WHAT IS BEING ASKED —
The answer must be a single number: the count of lines in these records that hold "circle".

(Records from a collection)
----------------

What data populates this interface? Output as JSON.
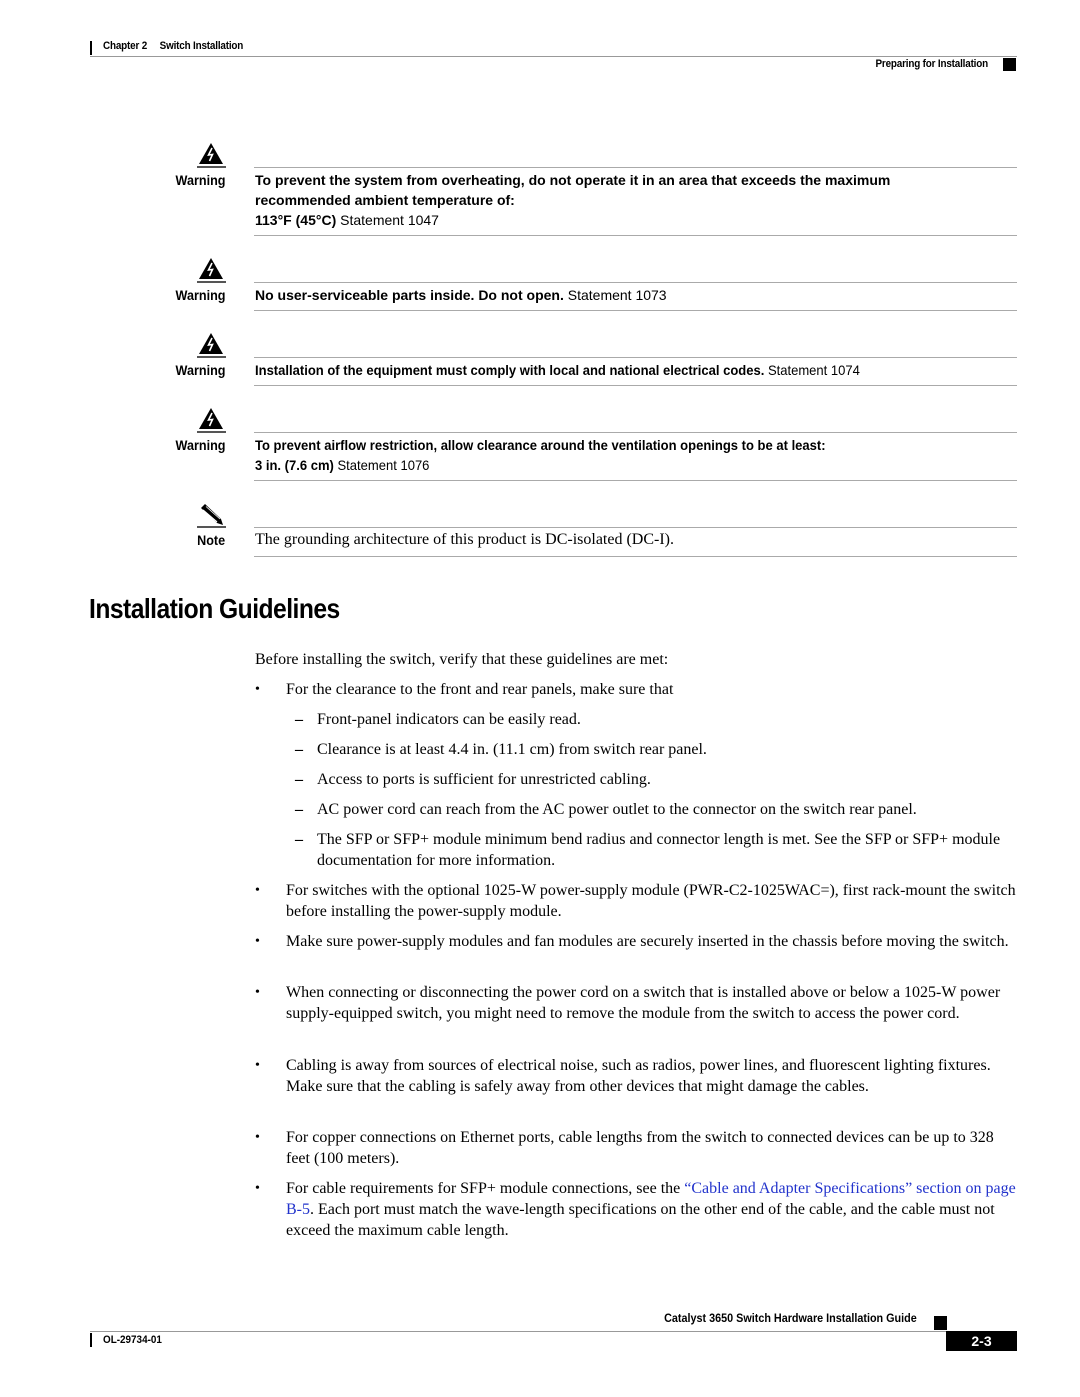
{
  "header": {
    "chapter": "Chapter 2",
    "chapter_title": "Switch Installation",
    "section": "Preparing for Installation"
  },
  "admonitions": [
    {
      "type": "Warning",
      "icon": "warning-lightning-icon",
      "bold_line1": "To prevent the system from overheating, do not operate it in an area that exceeds the maximum",
      "bold_line2": "recommended ambient temperature of:",
      "bold_value": "113°F (45°C)",
      "statement": "Statement 1047"
    },
    {
      "type": "Warning",
      "icon": "warning-lightning-icon",
      "bold_text": "No user-serviceable parts inside. Do not open.",
      "statement": "Statement 1073"
    },
    {
      "type": "Warning",
      "icon": "warning-lightning-icon",
      "bold_text": "Installation of the equipment must comply with local and national electrical codes.",
      "statement": "Statement 1074"
    },
    {
      "type": "Warning",
      "icon": "warning-lightning-icon",
      "bold_line1": "To prevent airflow restriction, allow clearance around the ventilation openings to be at least:",
      "bold_value": "3 in. (7.6 cm)",
      "statement": "Statement 1076"
    },
    {
      "type": "Note",
      "icon": "note-pencil-icon",
      "text": "The grounding architecture of this product is DC-isolated (DC-I)."
    }
  ],
  "section": {
    "title": "Installation Guidelines",
    "intro": "Before installing the switch, verify that these guidelines are met:",
    "items": [
      {
        "text": "For the clearance to the front and rear panels, make sure that",
        "subitems": [
          "Front-panel indicators can be easily read.",
          "Clearance is at least 4.4 in. (11.1 cm) from switch rear panel.",
          "Access to ports is sufficient for unrestricted cabling.",
          "AC power cord can reach from the AC power outlet to the connector on the switch rear panel.",
          "The SFP or SFP+ module minimum bend radius and connector length is met. See the SFP or SFP+ module documentation for more information."
        ]
      },
      {
        "text": "For switches with the optional 1025-W power-supply module (PWR-C2-1025WAC=), first rack-mount the switch before installing the power-supply module."
      },
      {
        "text": "Make sure power-supply modules and fan modules are securely inserted in the chassis before moving the switch."
      },
      {
        "text": "When connecting or disconnecting the power cord on a switch that is installed above or below a 1025-W power supply-equipped switch, you might need to remove the module from the switch to access the power cord."
      },
      {
        "text": "Cabling is away from sources of electrical noise, such as radios, power lines, and fluorescent lighting fixtures. Make sure that the cabling is safely away from other devices that might damage the cables."
      },
      {
        "text": "For copper connections on Ethernet ports, cable lengths from the switch to connected devices can be up to 328 feet (100 meters)."
      },
      {
        "text_before": "For cable requirements for SFP+ module connections, see the ",
        "link": "“Cable and Adapter Specifications” section on page B-5",
        "text_after": ". Each port must match the wave-length specifications on the other end of the cable, and the cable must not exceed the maximum cable length."
      }
    ],
    "bullet": "•",
    "dash": "–"
  },
  "footer": {
    "guide_title": "Catalyst 3650 Switch Hardware Installation Guide",
    "doc_number": "OL-29734-01",
    "page": "2-3"
  },
  "colors": {
    "link": "#2233cc",
    "text": "#000000",
    "rule": "#aaaaaa"
  }
}
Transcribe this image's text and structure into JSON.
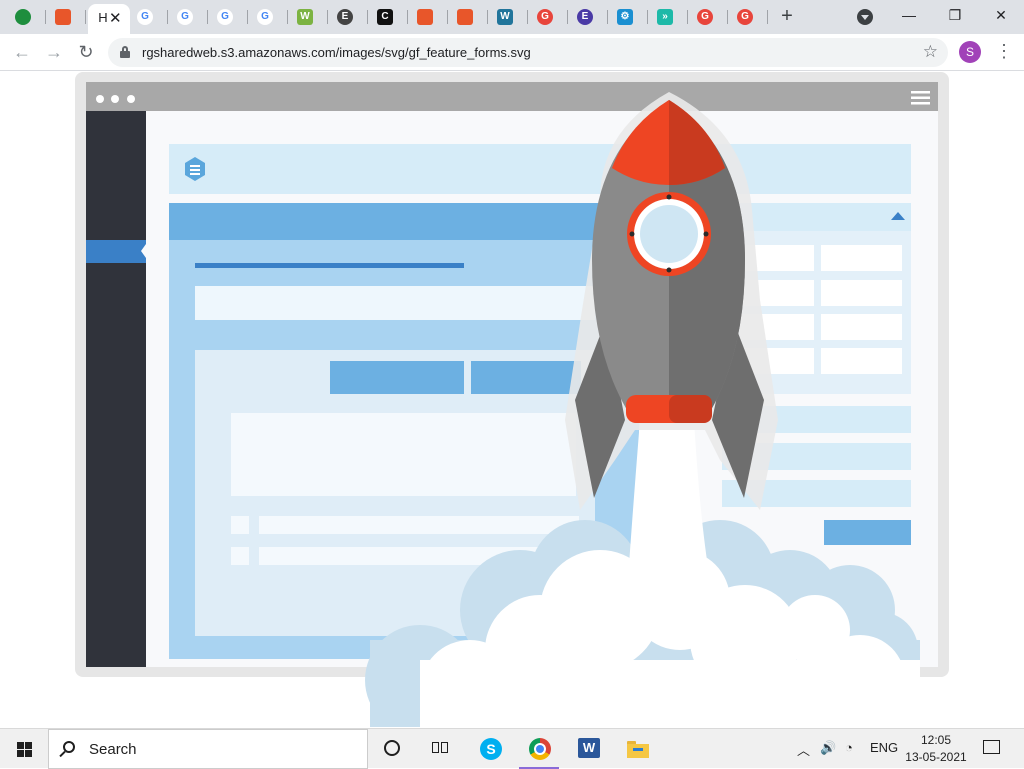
{
  "browser": {
    "tabs": [
      {
        "icon": "green-circle-icon",
        "color": "#1e8e3e",
        "glyph": ""
      },
      {
        "icon": "orange-square-icon",
        "color": "#e8562a",
        "glyph": ""
      },
      {
        "icon": "page-icon",
        "color": "#ffffff",
        "glyph": "H",
        "active": true
      },
      {
        "icon": "google-icon",
        "color": "#4285f4",
        "glyph": "G"
      },
      {
        "icon": "google-icon",
        "color": "#4285f4",
        "glyph": "G"
      },
      {
        "icon": "google-icon",
        "color": "#4285f4",
        "glyph": "G"
      },
      {
        "icon": "google-icon",
        "color": "#4285f4",
        "glyph": "G"
      },
      {
        "icon": "w-icon",
        "color": "#7cb342",
        "glyph": "W"
      },
      {
        "icon": "circle-e-icon",
        "color": "#444444",
        "glyph": "E"
      },
      {
        "icon": "c-icon",
        "color": "#111111",
        "glyph": "C"
      },
      {
        "icon": "orange-square-icon",
        "color": "#e8562a",
        "glyph": ""
      },
      {
        "icon": "megaphone-icon",
        "color": "#e8562a",
        "glyph": ""
      },
      {
        "icon": "wordpress-icon",
        "color": "#21759b",
        "glyph": "W"
      },
      {
        "icon": "g-red-icon",
        "color": "#e8453c",
        "glyph": "G"
      },
      {
        "icon": "purple-circle-icon",
        "color": "#4a3aa6",
        "glyph": "E"
      },
      {
        "icon": "gear-box-icon",
        "color": "#1a8fd1",
        "glyph": "⚙"
      },
      {
        "icon": "arrows-icon",
        "color": "#1db9a8",
        "glyph": "»"
      },
      {
        "icon": "g-red-icon",
        "color": "#e8453c",
        "glyph": "G"
      },
      {
        "icon": "g-red-icon",
        "color": "#e8453c",
        "glyph": "G"
      }
    ],
    "new_tab": "+",
    "url": "rgsharedweb.s3.amazonaws.com/images/svg/gf_feature_forms.svg",
    "profile_initial": "S",
    "window": {
      "minimize": "—",
      "restore": "❐",
      "close": "✕"
    }
  },
  "nav": {
    "back": "←",
    "forward": "→",
    "reload": "↻",
    "star": "☆",
    "menu": "⋮"
  },
  "taskbar": {
    "search_placeholder": "Search",
    "apps": [
      {
        "name": "cortana-icon"
      },
      {
        "name": "task-view-icon"
      },
      {
        "name": "skype-icon",
        "glyph": "S"
      },
      {
        "name": "chrome-icon",
        "active": true
      },
      {
        "name": "word-icon",
        "glyph": "W"
      },
      {
        "name": "file-explorer-icon"
      }
    ],
    "tray": {
      "language": "ENG"
    },
    "clock": {
      "time": "12:05",
      "date": "13-05-2021"
    }
  },
  "colors": {
    "sidebar": "#30333b",
    "frame": "#e6e6e6",
    "light_blue": "#d6ecf8",
    "mid_blue": "#6cb0e2",
    "rocket_red": "#ee4523",
    "rocket_grey": "#7a7a7a"
  }
}
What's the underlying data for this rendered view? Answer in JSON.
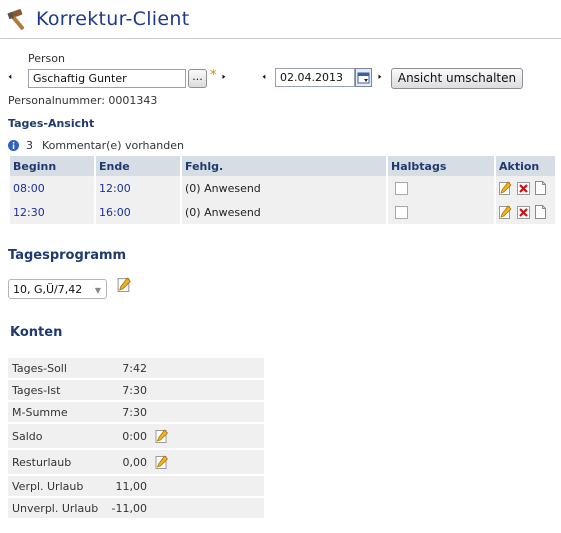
{
  "title": "Korrektur-Client",
  "person": {
    "label": "Person",
    "value": "Gschaftig Gunter",
    "browse_label": "...",
    "required_mark": "*"
  },
  "date": {
    "value": "02.04.2013"
  },
  "toggle_view_label": "Ansicht umschalten",
  "personalnummer": "Personalnummer: 0001343",
  "tages_ansicht": {
    "title": "Tages-Ansicht",
    "comments_count": "3",
    "comments_text": "Kommentar(e) vorhanden",
    "columns": [
      "Beginn",
      "Ende",
      "Fehlg.",
      "Halbtags",
      "Aktion"
    ],
    "rows": [
      {
        "begin": "08:00",
        "end": "12:00",
        "fehlg": "(0) Anwesend"
      },
      {
        "begin": "12:30",
        "end": "16:00",
        "fehlg": "(0) Anwesend"
      }
    ]
  },
  "tagesprogramm": {
    "title": "Tagesprogramm",
    "selected": "10, G,Ü/7,42"
  },
  "konten": {
    "title": "Konten",
    "rows": [
      {
        "label": "Tages-Soll",
        "value": "7:42",
        "editable": false
      },
      {
        "label": "Tages-Ist",
        "value": "7:30",
        "editable": false
      },
      {
        "label": "M-Summe",
        "value": "7:30",
        "editable": false
      },
      {
        "label": "Saldo",
        "value": "0:00",
        "editable": true
      },
      {
        "label": "Resturlaub",
        "value": "0,00",
        "editable": true
      },
      {
        "label": "Verpl. Urlaub",
        "value": "11,00",
        "editable": false
      },
      {
        "label": "Unverpl. Urlaub",
        "value": "-11,00",
        "editable": false
      }
    ]
  },
  "icons": {
    "title": "hammer-icon",
    "info": "info-icon",
    "calendar": "calendar-icon",
    "edit": "pencil-edit-icon",
    "delete": "delete-x-icon",
    "document": "document-icon"
  },
  "colors": {
    "title": "#1f3a8a",
    "header_bg": "#d7dde5",
    "row_bg": "#f0f0f0",
    "time_link": "#1a2fa0",
    "required": "#e07b00"
  }
}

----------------

SOLUTION TO THIS EXERCISE —
3